Assessing Two-Kingdoms Defects
There are, finally, good reasons why we cannot join the cause of the two-kingdoms Calvinists. Most basically, creation is much more than a provisional, probationary order with no enduring significance, as they appear to believe. It is rather God’s good handiwork (Genesis 1), which has fallen into sin through man’s disobedience, but that God has promised not to abandon but to restore and redeem through Jesus Christ in the new heaven and new earth (Isaiah 65, Revelation 21). An implication of this creation is that God has shaped human beings to shape culture. With every breath we take and with everything we do, we cannot avoid fashioning culture, as Andy Crouch has perceptively recognized in his recent book Culture Making: Recovering Our Creative Calling. Far from being extinguished at the Second Advent, the works of culture will eventually be redeemed and brought into the service of God (Isaiah 60).

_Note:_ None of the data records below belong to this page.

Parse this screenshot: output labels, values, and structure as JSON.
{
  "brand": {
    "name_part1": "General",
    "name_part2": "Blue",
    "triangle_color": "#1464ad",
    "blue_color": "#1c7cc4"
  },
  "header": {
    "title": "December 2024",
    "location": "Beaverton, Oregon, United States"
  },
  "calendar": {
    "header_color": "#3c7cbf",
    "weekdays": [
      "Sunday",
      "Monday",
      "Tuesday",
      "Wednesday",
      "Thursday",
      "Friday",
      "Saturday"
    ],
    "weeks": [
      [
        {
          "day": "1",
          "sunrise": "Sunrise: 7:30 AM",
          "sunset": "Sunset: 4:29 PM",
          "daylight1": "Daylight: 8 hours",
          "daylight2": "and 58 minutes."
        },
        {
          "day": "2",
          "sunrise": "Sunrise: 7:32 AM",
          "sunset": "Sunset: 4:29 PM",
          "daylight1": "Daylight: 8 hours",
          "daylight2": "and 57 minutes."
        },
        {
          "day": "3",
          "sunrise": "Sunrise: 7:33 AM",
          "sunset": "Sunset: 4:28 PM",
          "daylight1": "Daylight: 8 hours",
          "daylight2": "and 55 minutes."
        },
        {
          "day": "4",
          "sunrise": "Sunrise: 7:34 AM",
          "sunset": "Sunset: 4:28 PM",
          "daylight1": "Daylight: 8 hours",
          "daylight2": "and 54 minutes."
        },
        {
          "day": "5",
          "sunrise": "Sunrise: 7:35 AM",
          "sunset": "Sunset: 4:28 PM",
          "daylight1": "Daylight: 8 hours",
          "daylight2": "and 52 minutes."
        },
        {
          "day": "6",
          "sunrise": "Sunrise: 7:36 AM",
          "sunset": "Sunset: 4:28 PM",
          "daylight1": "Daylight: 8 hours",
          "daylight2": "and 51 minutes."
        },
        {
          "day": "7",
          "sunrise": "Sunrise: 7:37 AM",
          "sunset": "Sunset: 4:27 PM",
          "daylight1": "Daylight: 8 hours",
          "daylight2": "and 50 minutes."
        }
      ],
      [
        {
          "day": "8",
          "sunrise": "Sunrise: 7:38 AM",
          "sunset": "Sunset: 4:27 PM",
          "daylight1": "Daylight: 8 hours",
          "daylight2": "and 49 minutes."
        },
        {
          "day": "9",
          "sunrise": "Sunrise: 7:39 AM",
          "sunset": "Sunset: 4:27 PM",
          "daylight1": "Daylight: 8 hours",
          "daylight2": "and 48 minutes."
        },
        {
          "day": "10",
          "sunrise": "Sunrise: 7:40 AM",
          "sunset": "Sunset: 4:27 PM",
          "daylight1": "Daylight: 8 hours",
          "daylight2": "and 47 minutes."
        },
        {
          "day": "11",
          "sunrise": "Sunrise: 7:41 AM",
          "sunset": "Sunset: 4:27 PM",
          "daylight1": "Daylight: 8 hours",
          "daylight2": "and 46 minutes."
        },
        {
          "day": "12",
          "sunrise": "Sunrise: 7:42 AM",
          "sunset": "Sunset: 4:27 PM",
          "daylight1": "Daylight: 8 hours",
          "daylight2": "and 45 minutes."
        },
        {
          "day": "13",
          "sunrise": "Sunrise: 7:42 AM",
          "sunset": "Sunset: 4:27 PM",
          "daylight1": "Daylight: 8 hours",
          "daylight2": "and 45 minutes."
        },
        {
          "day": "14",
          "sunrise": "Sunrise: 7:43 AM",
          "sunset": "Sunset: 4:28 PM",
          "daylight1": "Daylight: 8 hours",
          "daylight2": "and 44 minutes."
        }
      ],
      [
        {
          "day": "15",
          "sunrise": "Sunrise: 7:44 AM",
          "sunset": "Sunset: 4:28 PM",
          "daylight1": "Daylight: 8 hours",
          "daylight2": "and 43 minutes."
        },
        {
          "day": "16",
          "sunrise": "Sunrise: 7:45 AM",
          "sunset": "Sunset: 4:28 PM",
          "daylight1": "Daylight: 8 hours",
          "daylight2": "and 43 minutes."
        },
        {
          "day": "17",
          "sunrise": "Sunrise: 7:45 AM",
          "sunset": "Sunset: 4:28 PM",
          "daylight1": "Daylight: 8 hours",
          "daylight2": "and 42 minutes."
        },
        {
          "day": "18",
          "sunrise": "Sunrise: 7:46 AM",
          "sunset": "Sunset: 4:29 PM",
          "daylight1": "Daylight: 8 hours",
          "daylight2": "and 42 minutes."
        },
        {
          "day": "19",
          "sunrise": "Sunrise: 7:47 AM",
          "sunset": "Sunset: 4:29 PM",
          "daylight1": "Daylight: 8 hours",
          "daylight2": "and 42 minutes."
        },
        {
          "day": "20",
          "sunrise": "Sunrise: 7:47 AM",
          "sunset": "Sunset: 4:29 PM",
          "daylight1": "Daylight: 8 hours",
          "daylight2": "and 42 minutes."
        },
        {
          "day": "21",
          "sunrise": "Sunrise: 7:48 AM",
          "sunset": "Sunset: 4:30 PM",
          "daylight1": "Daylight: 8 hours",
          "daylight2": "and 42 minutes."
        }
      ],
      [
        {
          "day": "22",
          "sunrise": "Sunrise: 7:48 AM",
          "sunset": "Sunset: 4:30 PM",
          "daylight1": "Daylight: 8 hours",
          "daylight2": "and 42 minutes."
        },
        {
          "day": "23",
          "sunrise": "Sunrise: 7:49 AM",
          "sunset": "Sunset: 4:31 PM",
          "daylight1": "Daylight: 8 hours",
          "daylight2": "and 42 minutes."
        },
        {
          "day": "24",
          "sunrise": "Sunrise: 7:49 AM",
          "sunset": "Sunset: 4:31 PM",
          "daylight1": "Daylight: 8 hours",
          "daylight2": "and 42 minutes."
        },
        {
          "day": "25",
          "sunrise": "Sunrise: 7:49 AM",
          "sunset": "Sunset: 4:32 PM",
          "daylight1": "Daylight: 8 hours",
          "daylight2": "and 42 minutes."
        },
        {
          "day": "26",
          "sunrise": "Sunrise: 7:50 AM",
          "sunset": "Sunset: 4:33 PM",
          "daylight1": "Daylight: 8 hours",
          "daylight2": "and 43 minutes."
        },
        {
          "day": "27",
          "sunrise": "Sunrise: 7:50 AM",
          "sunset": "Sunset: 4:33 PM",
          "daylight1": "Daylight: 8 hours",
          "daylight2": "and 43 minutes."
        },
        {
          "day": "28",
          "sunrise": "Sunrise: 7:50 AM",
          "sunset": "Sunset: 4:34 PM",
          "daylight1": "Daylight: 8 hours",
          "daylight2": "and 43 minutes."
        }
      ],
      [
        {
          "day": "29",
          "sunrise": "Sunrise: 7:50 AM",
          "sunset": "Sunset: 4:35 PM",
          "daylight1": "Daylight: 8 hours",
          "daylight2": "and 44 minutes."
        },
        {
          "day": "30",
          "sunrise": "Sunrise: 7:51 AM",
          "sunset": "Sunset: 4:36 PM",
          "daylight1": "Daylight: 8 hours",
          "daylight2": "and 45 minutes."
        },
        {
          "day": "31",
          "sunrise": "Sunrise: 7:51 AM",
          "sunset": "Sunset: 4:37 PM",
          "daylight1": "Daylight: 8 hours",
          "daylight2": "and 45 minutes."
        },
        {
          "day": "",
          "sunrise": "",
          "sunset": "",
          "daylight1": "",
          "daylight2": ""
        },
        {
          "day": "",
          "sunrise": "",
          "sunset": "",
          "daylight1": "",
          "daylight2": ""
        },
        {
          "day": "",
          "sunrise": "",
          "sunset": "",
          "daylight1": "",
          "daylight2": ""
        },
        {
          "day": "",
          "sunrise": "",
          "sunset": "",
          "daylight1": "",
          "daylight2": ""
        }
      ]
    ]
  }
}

Of course, this creation has been marred by the fall into sin of our first parents (Genesis 3), which inevitably affects the exercise even of human reason in the nonecclesiastical spheres. It is naïve to assume that we are capable of reasoning in the various social and cultural fields free from the destructive impact of the fall. If the effects of the fall are complete, then in principle the whole of life, including the cultural pursuits for which we were created, are included in redemption as well. As Paul puts it, the whole creation groans in anticipation of what is to come, but it will one day “be liberated from its bondage to decay and brought into the glorious freedom of the children of God” (Romans 8:21-22). In the meantime, however, this groaning is accompanied by an awareness that the kingdom is, in some measure, a present reality, even if its final consummation lies ahead. Thus, as agents of this kingdom, we must continually test the spirits in every field of endeavour. How much simpler it would be if vigilance were required only in matters of church and liturgy and we could safely ignore everything else! But God has hard words for those who think that proper cultic observance alone will substitute for a lack of obedience in the rest of life (Isaiah 1:11-17, 10:1-4; Amos 5:21-4).
This whole-hearted devotion to God in Christ—the holistic observance of his Word—can be pursued only in the context of the church, understood as corpus Christi, the body of Christ. The corpus Christi certainly manifests itself in the institutional church, but also in marriages, families, schools, universities, labour unions and businesses, in so far as they are directed towards the glory of God and service of neighbour. In this respect, the body of Christ is not undertaking to bring heaven to earth, but is merely seeking to fulfill the central command to love God and neighbour in all of life’s activities. This is a vision worth giving up one’s life for—as numerous martyrs have done through the ages—but in the meantime, it is definitely worth living for as well. May God prosper the work of our hands and use it for his glory (Psalm 90:17).